Throughout history many have grappled with the question of what it means to be a woman. From the 1950s stereotypical housewife, vacuuming in her dress and pearls, to the radical feminist fighting for abortion rights. It seems everyone has their own view of womanhood. Incidentally, a culture has been created where each person has the ability to define their own gender and sexual orientation.
(A)Typical Woman is a refreshing drink of water amidst a culture of gender confused chaos. Abigail Dodds has written both a biblically strong and beautiful portrait of womanhood as seen through the lens of God’s infallible Word. She wisely points out the danger in moving towards gender fluidity- both by removing protection and creating vulnerability for women and children. And at the same time, points us to find our womanhood rooted in the person and work of Christ. We must rightly understand our position in Christ for us to joyfully embrace our role as a Christian woman. Our hope in finding meaning, peace and identity is solely found in the gospel, knowing that all of our life is through, in, and for Christ (Col.1:16).
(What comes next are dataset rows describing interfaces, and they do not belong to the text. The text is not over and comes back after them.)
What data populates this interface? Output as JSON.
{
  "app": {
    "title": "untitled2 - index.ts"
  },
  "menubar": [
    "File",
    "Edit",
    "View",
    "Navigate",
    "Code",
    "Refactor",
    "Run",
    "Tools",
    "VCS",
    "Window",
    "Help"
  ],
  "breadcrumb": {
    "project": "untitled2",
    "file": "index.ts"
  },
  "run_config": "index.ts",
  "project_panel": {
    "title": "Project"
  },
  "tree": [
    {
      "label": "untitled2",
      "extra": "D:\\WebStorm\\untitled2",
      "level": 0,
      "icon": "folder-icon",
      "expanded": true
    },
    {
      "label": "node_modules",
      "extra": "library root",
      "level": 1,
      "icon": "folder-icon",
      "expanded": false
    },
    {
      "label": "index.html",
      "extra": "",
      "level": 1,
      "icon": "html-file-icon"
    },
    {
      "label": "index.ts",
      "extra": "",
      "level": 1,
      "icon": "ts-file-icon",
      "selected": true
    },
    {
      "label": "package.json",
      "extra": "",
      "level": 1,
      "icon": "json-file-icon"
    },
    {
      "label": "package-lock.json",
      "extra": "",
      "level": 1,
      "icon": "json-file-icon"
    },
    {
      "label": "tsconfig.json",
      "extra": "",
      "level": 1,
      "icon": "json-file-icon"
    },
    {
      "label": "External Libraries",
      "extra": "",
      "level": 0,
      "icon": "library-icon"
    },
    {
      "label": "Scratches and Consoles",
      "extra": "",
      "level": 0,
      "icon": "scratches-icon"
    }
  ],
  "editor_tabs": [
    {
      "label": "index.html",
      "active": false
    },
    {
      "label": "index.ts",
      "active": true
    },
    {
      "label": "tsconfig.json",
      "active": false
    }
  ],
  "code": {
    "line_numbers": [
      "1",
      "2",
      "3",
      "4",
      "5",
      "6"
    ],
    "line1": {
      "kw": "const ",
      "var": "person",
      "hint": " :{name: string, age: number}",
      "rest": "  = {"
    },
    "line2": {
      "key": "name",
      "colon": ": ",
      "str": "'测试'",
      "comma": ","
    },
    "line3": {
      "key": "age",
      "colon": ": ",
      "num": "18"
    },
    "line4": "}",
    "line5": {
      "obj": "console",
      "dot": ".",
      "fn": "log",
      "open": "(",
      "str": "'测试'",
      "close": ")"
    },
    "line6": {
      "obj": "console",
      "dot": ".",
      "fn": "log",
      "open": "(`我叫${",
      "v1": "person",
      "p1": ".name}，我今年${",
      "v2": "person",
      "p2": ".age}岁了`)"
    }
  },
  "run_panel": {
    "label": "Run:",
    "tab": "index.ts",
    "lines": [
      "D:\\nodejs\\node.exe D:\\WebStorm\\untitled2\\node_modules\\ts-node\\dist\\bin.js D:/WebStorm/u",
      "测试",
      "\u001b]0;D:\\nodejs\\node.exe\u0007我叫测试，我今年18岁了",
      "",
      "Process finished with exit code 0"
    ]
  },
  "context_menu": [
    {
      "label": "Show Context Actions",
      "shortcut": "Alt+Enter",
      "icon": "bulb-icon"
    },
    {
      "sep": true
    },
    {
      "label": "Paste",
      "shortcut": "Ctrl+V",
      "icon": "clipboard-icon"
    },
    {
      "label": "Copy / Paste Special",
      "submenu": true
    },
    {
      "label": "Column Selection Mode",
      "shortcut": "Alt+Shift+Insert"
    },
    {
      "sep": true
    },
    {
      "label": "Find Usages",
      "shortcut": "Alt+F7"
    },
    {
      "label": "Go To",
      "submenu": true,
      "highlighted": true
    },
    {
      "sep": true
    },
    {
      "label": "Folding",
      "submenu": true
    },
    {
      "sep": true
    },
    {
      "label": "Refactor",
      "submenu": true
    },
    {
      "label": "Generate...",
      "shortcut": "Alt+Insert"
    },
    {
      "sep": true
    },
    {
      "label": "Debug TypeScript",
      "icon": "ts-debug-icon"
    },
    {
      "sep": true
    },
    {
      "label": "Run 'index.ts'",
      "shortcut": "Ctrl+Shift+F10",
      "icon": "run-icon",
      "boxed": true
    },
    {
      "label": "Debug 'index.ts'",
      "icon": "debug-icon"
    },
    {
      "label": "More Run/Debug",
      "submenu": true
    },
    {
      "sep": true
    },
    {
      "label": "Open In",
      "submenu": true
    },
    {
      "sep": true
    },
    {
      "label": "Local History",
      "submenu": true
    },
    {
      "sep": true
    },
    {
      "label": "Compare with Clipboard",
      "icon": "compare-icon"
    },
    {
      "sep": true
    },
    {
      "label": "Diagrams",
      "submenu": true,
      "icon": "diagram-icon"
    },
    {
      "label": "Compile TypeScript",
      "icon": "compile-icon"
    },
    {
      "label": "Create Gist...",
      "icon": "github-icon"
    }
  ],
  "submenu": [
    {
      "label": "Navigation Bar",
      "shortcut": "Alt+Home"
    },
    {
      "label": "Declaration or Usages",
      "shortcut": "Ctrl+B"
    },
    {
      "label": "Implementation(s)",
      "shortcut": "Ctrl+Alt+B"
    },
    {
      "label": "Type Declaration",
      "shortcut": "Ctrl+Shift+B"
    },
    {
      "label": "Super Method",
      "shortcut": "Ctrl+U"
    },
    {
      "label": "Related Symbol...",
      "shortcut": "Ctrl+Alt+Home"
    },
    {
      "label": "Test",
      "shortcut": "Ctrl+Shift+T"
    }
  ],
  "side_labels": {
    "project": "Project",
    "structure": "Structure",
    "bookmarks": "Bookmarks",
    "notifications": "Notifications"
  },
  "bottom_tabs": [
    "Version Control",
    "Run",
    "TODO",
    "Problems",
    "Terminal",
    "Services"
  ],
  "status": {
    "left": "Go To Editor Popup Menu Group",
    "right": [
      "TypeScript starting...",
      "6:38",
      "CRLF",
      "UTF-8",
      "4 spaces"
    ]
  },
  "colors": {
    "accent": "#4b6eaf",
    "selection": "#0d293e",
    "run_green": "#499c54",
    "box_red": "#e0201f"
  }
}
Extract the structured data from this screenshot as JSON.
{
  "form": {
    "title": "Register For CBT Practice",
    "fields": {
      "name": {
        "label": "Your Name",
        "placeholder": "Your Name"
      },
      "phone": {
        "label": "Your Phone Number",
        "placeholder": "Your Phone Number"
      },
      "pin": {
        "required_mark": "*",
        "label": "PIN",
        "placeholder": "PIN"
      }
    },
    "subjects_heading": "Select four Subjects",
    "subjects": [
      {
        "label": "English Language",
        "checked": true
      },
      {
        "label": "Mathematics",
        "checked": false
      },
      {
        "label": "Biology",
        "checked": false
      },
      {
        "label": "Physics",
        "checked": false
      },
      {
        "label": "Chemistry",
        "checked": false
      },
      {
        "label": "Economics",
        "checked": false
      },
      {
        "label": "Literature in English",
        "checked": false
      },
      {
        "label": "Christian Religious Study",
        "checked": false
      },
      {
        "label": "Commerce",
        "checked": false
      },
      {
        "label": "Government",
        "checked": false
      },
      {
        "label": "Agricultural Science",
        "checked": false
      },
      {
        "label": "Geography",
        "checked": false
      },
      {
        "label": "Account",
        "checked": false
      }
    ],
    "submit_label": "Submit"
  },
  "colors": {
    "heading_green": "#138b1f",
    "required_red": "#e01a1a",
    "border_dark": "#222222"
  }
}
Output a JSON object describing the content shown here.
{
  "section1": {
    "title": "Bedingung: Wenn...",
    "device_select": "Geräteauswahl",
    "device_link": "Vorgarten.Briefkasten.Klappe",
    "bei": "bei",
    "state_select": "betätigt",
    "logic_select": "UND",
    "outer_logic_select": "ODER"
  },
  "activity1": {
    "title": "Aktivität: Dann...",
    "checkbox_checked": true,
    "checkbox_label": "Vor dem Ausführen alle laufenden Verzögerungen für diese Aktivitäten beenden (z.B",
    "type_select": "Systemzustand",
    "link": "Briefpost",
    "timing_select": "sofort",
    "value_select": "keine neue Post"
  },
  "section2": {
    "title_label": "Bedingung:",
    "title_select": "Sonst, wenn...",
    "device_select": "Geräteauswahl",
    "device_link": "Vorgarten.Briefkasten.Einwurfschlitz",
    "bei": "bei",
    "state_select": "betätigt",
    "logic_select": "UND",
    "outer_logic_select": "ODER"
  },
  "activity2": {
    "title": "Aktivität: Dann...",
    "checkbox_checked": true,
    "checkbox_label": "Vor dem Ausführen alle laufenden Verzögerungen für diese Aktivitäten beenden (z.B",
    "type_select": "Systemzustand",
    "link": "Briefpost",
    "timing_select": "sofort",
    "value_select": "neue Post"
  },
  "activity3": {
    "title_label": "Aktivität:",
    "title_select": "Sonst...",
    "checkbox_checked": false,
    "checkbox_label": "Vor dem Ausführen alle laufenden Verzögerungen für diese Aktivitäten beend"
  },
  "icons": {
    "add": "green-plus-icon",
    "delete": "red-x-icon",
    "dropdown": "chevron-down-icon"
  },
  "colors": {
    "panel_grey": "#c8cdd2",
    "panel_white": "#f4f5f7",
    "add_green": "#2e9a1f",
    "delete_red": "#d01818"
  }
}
I especially appreciate the balanced view Abigail brings to the debate of womanhood. She warns us of finding our identity as women in stereotypical roles, portraits of what we think biblical womanhood should look like, such as being a wife or mother. Yet our roles as men and women share dominion as both coheirs and disciples of Christ. While many of our callings overlap such as household chores or hospitality or the great commission, we do these things as being fully Christian and fully woman. Instead of characterizing ourselves as human or woman, Abigail reminds us that “our womanhood is our humanity” (p.37). In (A)Typical Woman we’re encouraged to fully embrace the beauty of the diversity God created when he made man and woman. We’re to see the distinctives of womanhood not as an oppressive force, but a beautiful display of God’s complimentary design. The feminine virtues God created for us to reflect are first found in the Creator himself.
Abigail fleshes out her theology in chapters that push women to study the Bible in its entirety, not just the passages related to women. Gleaning knowledge from the whole Bible is what shapes us into Christian women. We’re encouraged to examine what our womanhood means through the way God has created our bodies- the womb that can provide a home for a developing child. And for the unmarried or those struggling with infertility- the opportunity to create a warm and loving environment even for those not given biological children. Our calling as Christian women pervades everything we do- whether married or single, biological or spiritual mothers. We’re challenged to evaluate submission in a new light. Are we living in fear of manmade rules- “only eat these foods, only use these cleaning products, exercise at least 4x/week”? Or are we making our choices by faith in a sovereign and good God? Abigail speaks with the depth of having tasted suffering in her own life, of not having things turn out the way we always hope. She wisely points out that “sometimes the glory God gets from our lack far exceeds what he gets from our fullness.”
(A)Typical Woman steers us to live a life fully surrendered to Christ. In all we do- mothering, working, discipling, gardening, teaching, cooking…our goal is not to be the status quo. Our chief end as Christian women is to live a radically counter-cultural life that seeks to pursue holiness, as we reflect God’s image to the world.
I’m looking forward to passing on this gem to my daughters.